=== Exercise aim ===
If a line in the records below contains "icon", copy that line.

=== Material for this exercise ===
<<<<
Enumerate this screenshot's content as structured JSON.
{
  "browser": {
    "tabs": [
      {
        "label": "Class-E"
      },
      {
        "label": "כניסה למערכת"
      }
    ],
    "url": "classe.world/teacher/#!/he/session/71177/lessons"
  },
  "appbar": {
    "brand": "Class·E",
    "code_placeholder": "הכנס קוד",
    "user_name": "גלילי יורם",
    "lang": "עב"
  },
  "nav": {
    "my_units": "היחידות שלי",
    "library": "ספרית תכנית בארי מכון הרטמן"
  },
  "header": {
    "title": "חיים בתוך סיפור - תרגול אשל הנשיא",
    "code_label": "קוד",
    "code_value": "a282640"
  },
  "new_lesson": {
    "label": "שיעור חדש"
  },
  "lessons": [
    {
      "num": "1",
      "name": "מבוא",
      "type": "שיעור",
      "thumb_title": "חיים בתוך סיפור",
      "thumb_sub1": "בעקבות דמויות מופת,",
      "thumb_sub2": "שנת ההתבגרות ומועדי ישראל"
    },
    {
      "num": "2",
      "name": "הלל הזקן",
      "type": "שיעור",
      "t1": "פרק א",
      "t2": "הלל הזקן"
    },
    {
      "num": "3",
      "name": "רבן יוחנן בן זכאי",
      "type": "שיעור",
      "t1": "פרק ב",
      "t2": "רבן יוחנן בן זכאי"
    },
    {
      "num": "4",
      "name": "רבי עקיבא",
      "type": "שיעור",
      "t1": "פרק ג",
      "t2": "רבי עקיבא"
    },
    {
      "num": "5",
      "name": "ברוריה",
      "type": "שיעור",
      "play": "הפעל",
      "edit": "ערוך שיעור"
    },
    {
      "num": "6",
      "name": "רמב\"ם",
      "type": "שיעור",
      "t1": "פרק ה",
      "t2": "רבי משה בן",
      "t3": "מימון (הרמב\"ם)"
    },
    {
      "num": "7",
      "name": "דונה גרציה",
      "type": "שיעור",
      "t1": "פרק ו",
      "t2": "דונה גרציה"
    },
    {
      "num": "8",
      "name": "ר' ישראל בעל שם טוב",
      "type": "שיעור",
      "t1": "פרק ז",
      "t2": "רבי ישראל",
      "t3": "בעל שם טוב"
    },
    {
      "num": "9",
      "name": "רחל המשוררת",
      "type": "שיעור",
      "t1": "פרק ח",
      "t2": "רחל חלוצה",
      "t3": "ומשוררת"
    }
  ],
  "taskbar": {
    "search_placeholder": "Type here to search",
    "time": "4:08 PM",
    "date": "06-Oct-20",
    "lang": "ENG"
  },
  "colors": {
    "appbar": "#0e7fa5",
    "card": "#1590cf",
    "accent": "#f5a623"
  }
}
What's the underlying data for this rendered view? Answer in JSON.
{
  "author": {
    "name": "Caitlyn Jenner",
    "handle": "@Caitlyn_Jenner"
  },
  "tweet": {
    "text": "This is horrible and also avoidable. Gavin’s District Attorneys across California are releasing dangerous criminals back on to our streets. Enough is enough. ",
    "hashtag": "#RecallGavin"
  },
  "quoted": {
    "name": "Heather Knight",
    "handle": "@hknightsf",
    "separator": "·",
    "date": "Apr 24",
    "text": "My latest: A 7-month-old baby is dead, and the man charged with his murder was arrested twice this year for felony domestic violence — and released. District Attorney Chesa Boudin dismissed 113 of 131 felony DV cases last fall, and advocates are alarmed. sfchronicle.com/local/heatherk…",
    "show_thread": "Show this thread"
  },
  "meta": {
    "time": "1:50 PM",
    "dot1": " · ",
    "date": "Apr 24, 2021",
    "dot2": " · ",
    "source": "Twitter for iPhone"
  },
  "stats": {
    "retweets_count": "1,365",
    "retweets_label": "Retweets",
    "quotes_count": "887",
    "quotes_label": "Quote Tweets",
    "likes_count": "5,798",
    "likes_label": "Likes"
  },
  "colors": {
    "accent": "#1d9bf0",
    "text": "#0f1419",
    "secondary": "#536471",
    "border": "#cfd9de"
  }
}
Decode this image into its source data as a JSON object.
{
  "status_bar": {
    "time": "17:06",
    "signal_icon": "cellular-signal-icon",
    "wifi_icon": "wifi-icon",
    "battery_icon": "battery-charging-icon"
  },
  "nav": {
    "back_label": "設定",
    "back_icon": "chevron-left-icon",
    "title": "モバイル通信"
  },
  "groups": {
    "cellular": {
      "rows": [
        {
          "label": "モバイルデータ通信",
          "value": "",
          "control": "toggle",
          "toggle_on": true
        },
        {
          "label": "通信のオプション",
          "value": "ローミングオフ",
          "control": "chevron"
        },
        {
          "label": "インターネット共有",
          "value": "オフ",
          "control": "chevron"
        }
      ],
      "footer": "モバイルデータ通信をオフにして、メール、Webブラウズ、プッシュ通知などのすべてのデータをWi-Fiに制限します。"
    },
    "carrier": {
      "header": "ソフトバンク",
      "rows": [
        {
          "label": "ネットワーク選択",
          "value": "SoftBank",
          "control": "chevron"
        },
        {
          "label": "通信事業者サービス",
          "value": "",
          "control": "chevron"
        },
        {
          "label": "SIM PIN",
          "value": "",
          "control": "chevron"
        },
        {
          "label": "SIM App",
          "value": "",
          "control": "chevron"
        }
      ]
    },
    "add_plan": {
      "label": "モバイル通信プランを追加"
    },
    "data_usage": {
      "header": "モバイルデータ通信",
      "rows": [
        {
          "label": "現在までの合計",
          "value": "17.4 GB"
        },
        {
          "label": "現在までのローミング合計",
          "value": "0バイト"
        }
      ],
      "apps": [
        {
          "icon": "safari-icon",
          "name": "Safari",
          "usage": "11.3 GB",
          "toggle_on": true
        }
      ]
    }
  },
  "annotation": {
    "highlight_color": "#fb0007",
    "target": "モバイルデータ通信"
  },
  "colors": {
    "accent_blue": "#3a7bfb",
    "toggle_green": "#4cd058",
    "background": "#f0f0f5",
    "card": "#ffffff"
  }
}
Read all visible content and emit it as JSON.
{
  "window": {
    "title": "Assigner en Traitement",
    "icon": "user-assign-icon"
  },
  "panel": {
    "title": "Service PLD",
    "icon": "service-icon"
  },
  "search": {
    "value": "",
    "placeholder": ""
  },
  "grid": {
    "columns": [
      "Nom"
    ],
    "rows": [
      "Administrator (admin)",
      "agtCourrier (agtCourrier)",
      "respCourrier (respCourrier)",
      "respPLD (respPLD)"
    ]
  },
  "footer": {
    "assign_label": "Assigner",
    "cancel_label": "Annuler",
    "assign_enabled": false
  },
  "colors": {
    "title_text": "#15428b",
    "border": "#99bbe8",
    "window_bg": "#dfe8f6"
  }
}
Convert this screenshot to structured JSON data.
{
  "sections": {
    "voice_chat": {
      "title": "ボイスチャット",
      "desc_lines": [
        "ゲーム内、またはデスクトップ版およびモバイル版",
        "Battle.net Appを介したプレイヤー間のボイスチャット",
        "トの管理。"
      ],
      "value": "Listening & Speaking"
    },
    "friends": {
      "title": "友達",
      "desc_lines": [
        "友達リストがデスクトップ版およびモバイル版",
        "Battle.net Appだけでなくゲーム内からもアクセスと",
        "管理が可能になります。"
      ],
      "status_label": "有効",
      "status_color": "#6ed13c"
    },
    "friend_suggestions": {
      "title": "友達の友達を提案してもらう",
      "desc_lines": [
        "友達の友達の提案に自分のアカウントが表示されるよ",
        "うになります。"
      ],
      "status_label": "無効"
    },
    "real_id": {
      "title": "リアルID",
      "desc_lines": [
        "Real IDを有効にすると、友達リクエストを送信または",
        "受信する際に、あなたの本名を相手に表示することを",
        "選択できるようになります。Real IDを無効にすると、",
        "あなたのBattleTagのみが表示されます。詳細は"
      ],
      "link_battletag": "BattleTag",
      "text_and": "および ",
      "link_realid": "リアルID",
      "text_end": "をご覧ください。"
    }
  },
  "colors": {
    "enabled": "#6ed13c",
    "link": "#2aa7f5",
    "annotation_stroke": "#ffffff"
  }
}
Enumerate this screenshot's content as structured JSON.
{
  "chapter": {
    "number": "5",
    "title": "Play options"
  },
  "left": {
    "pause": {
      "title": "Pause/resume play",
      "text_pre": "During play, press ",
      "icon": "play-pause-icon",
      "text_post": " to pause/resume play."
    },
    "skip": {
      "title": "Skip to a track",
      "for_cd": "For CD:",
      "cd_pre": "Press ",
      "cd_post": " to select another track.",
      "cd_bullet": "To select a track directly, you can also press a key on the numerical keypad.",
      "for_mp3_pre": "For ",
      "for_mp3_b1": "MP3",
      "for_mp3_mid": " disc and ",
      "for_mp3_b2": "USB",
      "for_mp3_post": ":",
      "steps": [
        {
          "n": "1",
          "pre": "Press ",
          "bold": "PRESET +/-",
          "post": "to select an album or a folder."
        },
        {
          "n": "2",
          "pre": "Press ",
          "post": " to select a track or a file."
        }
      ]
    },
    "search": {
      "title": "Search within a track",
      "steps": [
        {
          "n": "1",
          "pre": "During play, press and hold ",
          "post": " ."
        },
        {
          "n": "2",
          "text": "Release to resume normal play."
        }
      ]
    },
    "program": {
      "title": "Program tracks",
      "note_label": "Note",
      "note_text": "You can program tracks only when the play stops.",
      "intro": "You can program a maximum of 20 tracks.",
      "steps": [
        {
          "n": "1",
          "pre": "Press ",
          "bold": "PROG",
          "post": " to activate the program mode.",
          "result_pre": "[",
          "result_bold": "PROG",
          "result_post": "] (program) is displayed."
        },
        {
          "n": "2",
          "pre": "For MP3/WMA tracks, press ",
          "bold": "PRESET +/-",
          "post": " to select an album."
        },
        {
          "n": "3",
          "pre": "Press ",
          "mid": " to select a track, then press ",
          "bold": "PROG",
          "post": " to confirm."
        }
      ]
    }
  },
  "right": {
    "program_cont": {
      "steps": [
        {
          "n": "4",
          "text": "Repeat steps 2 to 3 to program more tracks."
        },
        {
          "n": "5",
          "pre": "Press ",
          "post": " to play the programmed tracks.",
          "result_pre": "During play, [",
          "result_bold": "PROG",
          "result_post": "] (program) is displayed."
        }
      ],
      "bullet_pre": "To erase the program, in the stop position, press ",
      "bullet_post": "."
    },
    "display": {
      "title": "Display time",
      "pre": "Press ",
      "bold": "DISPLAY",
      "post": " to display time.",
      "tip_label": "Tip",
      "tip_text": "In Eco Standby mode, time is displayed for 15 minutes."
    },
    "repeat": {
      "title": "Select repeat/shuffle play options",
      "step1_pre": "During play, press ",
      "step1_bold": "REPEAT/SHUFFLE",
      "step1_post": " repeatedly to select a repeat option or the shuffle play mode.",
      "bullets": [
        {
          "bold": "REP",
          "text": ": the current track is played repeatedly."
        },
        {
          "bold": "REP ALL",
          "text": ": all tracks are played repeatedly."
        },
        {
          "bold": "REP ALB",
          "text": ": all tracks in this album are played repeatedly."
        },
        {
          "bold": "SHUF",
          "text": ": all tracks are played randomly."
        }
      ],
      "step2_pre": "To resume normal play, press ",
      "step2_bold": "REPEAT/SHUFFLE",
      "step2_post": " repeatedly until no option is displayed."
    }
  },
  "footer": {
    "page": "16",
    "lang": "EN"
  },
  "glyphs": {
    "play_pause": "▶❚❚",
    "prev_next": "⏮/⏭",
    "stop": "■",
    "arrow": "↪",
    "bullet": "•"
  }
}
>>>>
=== Answer to the problem ===
    "signal_icon": "cellular-signal-icon",
    "wifi_icon": "wifi-icon",
    "battery_icon": "battery-charging-icon"
    "back_icon": "chevron-left-icon",
          "icon": "safari-icon",
    "icon": "user-assign-icon"
    "icon": "service-icon"
      "icon": "play-pause-icon",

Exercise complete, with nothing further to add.